What follows is a set of records. Copy them exactly and leave out the images.
____
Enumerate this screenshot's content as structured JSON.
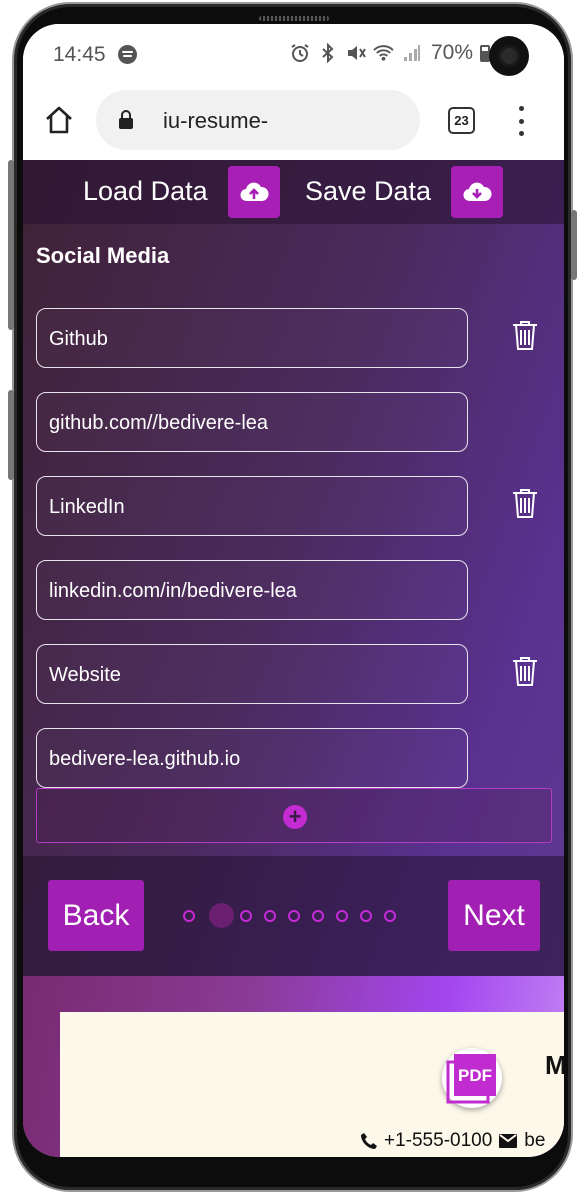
{
  "status_bar": {
    "time": "14:45",
    "battery": "70%"
  },
  "browser": {
    "url": "iu-resume-",
    "tab_count": "23"
  },
  "toolbar": {
    "load_label": "Load Data",
    "save_label": "Save Data"
  },
  "section": {
    "title": "Social Media"
  },
  "social": [
    {
      "name": "Github",
      "url": "github.com//bedivere-lea"
    },
    {
      "name": "LinkedIn",
      "url": "linkedin.com/in/bedivere-lea"
    },
    {
      "name": "Website",
      "url": "bedivere-lea.github.io"
    }
  ],
  "add_button": {
    "label": "+"
  },
  "nav": {
    "back_label": "Back",
    "next_label": "Next",
    "step_count": 9,
    "current_step": 2
  },
  "preview": {
    "name_fragment": "M",
    "phone": "+1-555-0100",
    "email_fragment": "be"
  },
  "fab": {
    "label": "PDF"
  },
  "colors": {
    "accent": "#a81fb5",
    "dot": "#c62ad6",
    "paper": "#fcf8ea"
  }
}
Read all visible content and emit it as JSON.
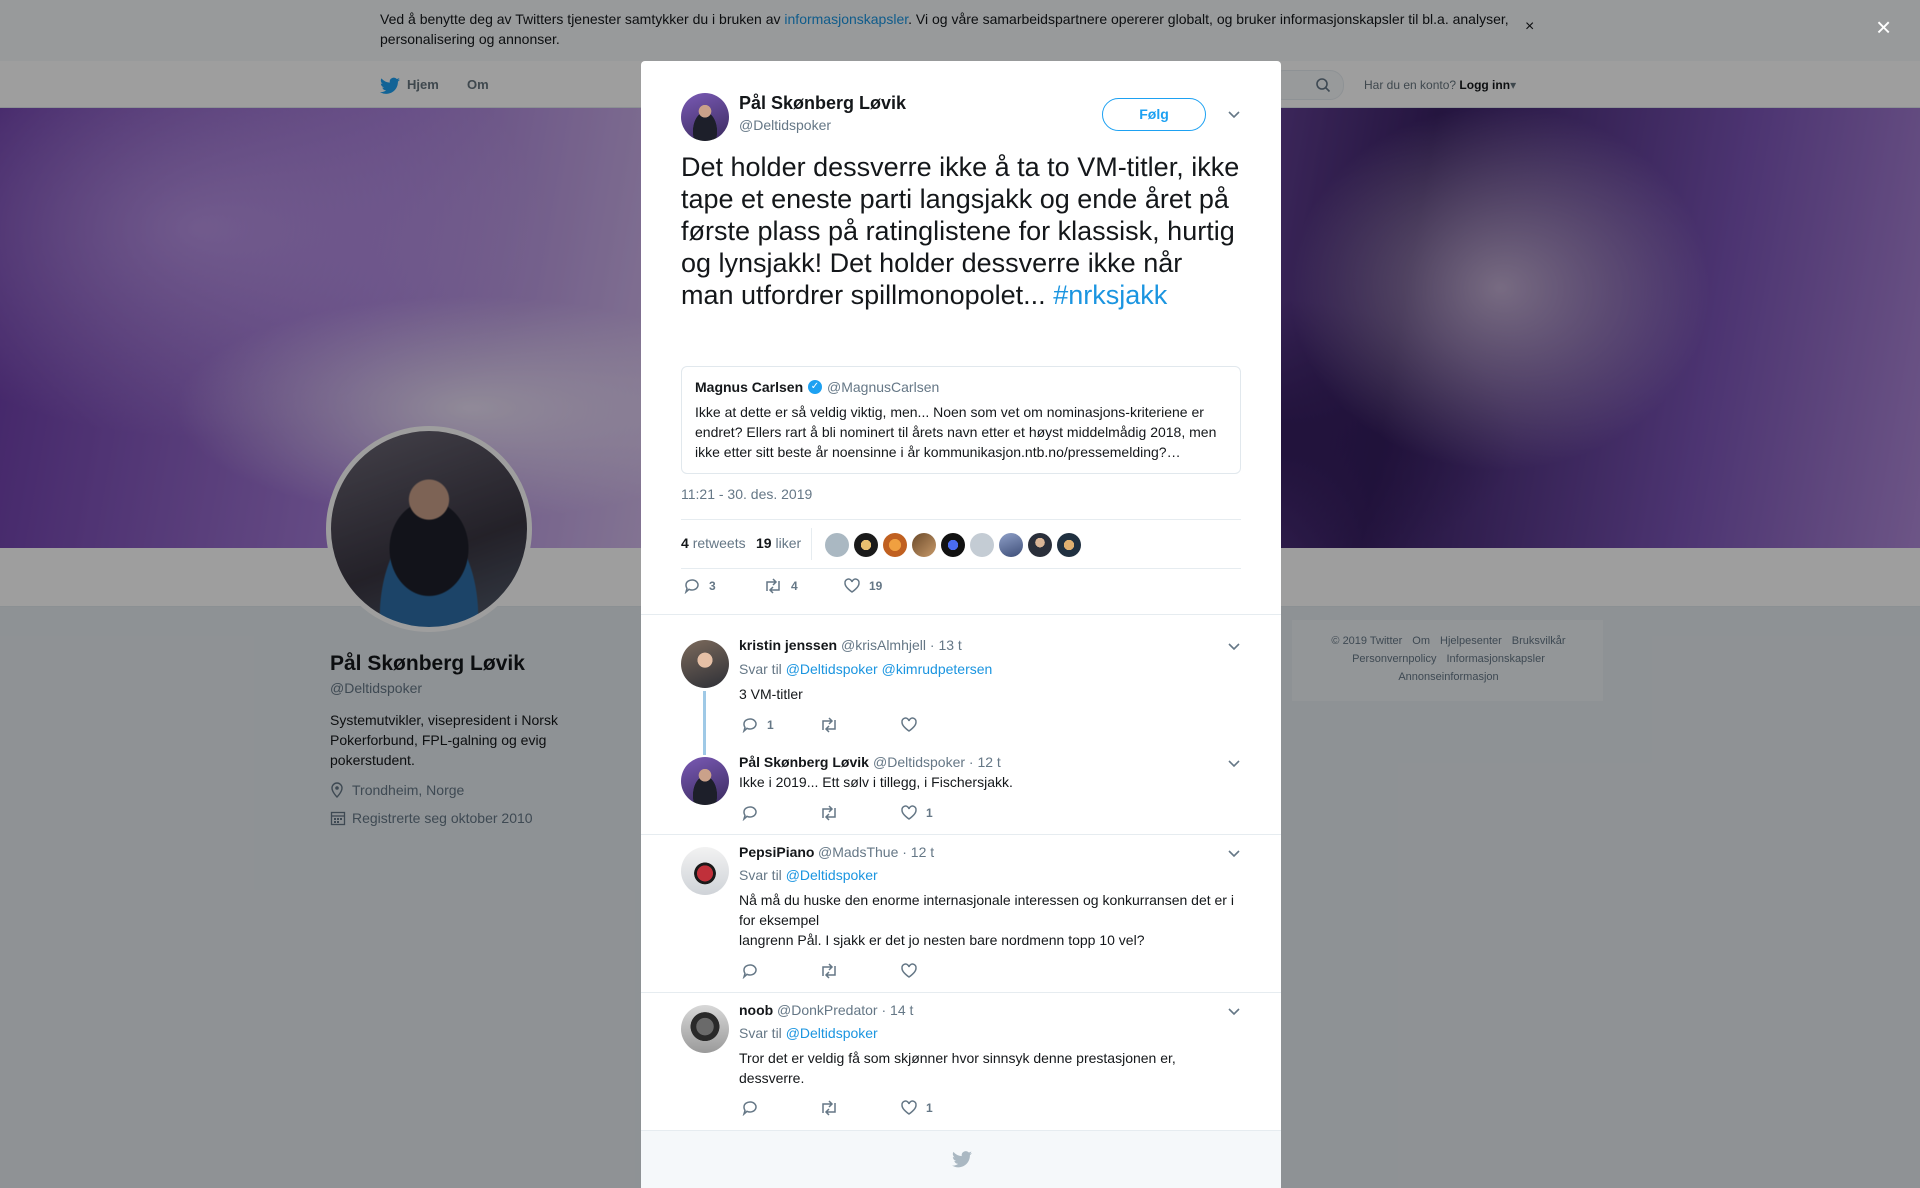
{
  "cookie_bar": {
    "text_before": "Ved å benytte deg av Twitters tjenester samtykker du i bruken av ",
    "link": "informasjonskapsler",
    "text_after": ". Vi og våre samarbeidspartnere opererer globalt, og bruker informasjonskapsler til bl.a. analyser, personalisering og annonser.",
    "close": "×"
  },
  "nav": {
    "home": "Hjem",
    "about": "Om",
    "login_prompt": "Har du en konto?",
    "login": "Logg inn"
  },
  "profile": {
    "name": "Pål Skønberg Løvik",
    "handle": "@Deltidspoker",
    "bio": "Systemutvikler, visepresident i Norsk Pokerforbund, FPL-galning og evig pokerstudent.",
    "location": "Trondheim, Norge",
    "joined": "Registrerte seg oktober 2010"
  },
  "footer": {
    "links": [
      "© 2019 Twitter",
      "Om",
      "Hjelpesenter",
      "Bruksvilkår",
      "Personvernpolicy",
      "Informasjonskapsler",
      "Annonseinformasjon"
    ]
  },
  "page_close": "×",
  "tweet": {
    "author_name": "Pål Skønberg Løvik",
    "author_handle": "@Deltidspoker",
    "follow": "Følg",
    "text": "Det holder dessverre ikke å ta to VM-titler, ikke tape et eneste parti langsjakk og ende året på første plass på ratinglistene for klassisk, hurtig og lynsjakk! Det holder dessverre ikke når man utfordrer spillmonopolet... ",
    "hashtag": "#nrksjakk",
    "quote": {
      "name": "Magnus Carlsen",
      "verified": "✓",
      "handle": "@MagnusCarlsen",
      "text": "Ikke at dette er så veldig viktig, men... Noen som vet om nominasjons-kriteriene er endret? Ellers rart å bli nominert til årets navn etter et høyst middelmådig 2018, men ikke etter sitt beste år noensinne i år kommunikasjon.ntb.no/pressemelding?…"
    },
    "timestamp": "11:21 - 30. des. 2019",
    "retweets_count": "4",
    "retweets_label": "retweets",
    "likes_count": "19",
    "likes_label": "liker",
    "actions": {
      "reply": "3",
      "retweet": "4",
      "like": "19"
    }
  },
  "replies": [
    {
      "name": "kristin jenssen",
      "handle": "@krisAlmhjell",
      "time": "· 13 t",
      "reply_to_label": "Svar til",
      "reply_to": "@Deltidspoker @kimrudpetersen",
      "text": "3 VM-titler",
      "reply_count": "1",
      "retweet_count": "",
      "like_count": ""
    },
    {
      "name": "Pål Skønberg Løvik",
      "handle": "@Deltidspoker",
      "time": "· 12 t",
      "text": "Ikke i 2019... Ett sølv i tillegg, i Fischersjakk.",
      "reply_count": "",
      "retweet_count": "",
      "like_count": "1"
    },
    {
      "name": "PepsiPiano",
      "handle": "@MadsThue",
      "time": "· 12 t",
      "reply_to_label": "Svar til",
      "reply_to": "@Deltidspoker",
      "text_line1": "Nå må du huske den enorme internasjonale interessen og konkurransen det er i for eksempel",
      "text_line2": "langrenn Pål. I sjakk er det jo nesten bare nordmenn topp 10 vel?",
      "reply_count": "",
      "retweet_count": "",
      "like_count": ""
    },
    {
      "name": "noob",
      "handle": "@DonkPredator",
      "time": "· 14 t",
      "reply_to_label": "Svar til",
      "reply_to": "@Deltidspoker",
      "text": "Tror det er veldig få som skjønner hvor sinnsyk denne prestasjonen er, dessverre.",
      "reply_count": "",
      "retweet_count": "",
      "like_count": "1"
    }
  ]
}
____
- **Your response**
Enumerate this screenshot's content as structured JSON.
{
  "status_bar": {
    "time": "14:45",
    "battery": "70%"
  },
  "browser": {
    "url": "iu-resume-",
    "tab_count": "23"
  },
  "toolbar": {
    "load_label": "Load Data",
    "save_label": "Save Data"
  },
  "section": {
    "title": "Social Media"
  },
  "social": [
    {
      "name": "Github",
      "url": "github.com//bedivere-lea"
    },
    {
      "name": "LinkedIn",
      "url": "linkedin.com/in/bedivere-lea"
    },
    {
      "name": "Website",
      "url": "bedivere-lea.github.io"
    }
  ],
  "add_button": {
    "label": "+"
  },
  "nav": {
    "back_label": "Back",
    "next_label": "Next",
    "step_count": 9,
    "current_step": 2
  },
  "preview": {
    "name_fragment": "M",
    "phone": "+1-555-0100",
    "email_fragment": "be"
  },
  "fab": {
    "label": "PDF"
  },
  "colors": {
    "accent": "#a81fb5",
    "dot": "#c62ad6",
    "paper": "#fcf8ea"
  }
}
Read all visible content and emit it as JSON.
{
  "cookie_bar": {
    "text_before": "Ved å benytte deg av Twitters tjenester samtykker du i bruken av ",
    "link": "informasjonskapsler",
    "text_after": ". Vi og våre samarbeidspartnere opererer globalt, og bruker informasjonskapsler til bl.a. analyser, personalisering og annonser.",
    "close": "×"
  },
  "nav": {
    "home": "Hjem",
    "about": "Om",
    "login_prompt": "Har du en konto?",
    "login": "Logg inn"
  },
  "profile": {
    "name": "Pål Skønberg Løvik",
    "handle": "@Deltidspoker",
    "bio": "Systemutvikler, visepresident i Norsk Pokerforbund, FPL-galning og evig pokerstudent.",
    "location": "Trondheim, Norge",
    "joined": "Registrerte seg oktober 2010"
  },
  "footer": {
    "links": [
      "© 2019 Twitter",
      "Om",
      "Hjelpesenter",
      "Bruksvilkår",
      "Personvernpolicy",
      "Informasjonskapsler",
      "Annonseinformasjon"
    ]
  },
  "page_close": "×",
  "tweet": {
    "author_name": "Pål Skønberg Løvik",
    "author_handle": "@Deltidspoker",
    "follow": "Følg",
    "text": "Det holder dessverre ikke å ta to VM-titler, ikke tape et eneste parti langsjakk og ende året på første plass på ratinglistene for klassisk, hurtig og lynsjakk! Det holder dessverre ikke når man utfordrer spillmonopolet... ",
    "hashtag": "#nrksjakk",
    "quote": {
      "name": "Magnus Carlsen",
      "verified": "✓",
      "handle": "@MagnusCarlsen",
      "text": "Ikke at dette er så veldig viktig, men... Noen som vet om nominasjons-kriteriene er endret? Ellers rart å bli nominert til årets navn etter et høyst middelmådig 2018, men ikke etter sitt beste år noensinne i år kommunikasjon.ntb.no/pressemelding?…"
    },
    "timestamp": "11:21 - 30. des. 2019",
    "retweets_count": "4",
    "retweets_label": "retweets",
    "likes_count": "19",
    "likes_label": "liker",
    "actions": {
      "reply": "3",
      "retweet": "4",
      "like": "19"
    }
  },
  "replies": [
    {
      "name": "kristin jenssen",
      "handle": "@krisAlmhjell",
      "time": "· 13 t",
      "reply_to_label": "Svar til",
      "reply_to": "@Deltidspoker @kimrudpetersen",
      "text": "3 VM-titler",
      "reply_count": "1",
      "retweet_count": "",
      "like_count": ""
    },
    {
      "name": "Pål Skønberg Løvik",
      "handle": "@Deltidspoker",
      "time": "· 12 t",
      "text": "Ikke i 2019... Ett sølv i tillegg, i Fischersjakk.",
      "reply_count": "",
      "retweet_count": "",
      "like_count": "1"
    },
    {
      "name": "PepsiPiano",
      "handle": "@MadsThue",
      "time": "· 12 t",
      "reply_to_label": "Svar til",
      "reply_to": "@Deltidspoker",
      "text_line1": "Nå må du huske den enorme internasjonale interessen og konkurransen det er i for eksempel",
      "text_line2": "langrenn Pål. I sjakk er det jo nesten bare nordmenn topp 10 vel?",
      "reply_count": "",
      "retweet_count": "",
      "like_count": ""
    },
    {
      "name": "noob",
      "handle": "@DonkPredator",
      "time": "· 14 t",
      "reply_to_label": "Svar til",
      "reply_to": "@Deltidspoker",
      "text": "Tror det er veldig få som skjønner hvor sinnsyk denne prestasjonen er, dessverre.",
      "reply_count": "",
      "retweet_count": "",
      "like_count": "1"
    }
  ]
}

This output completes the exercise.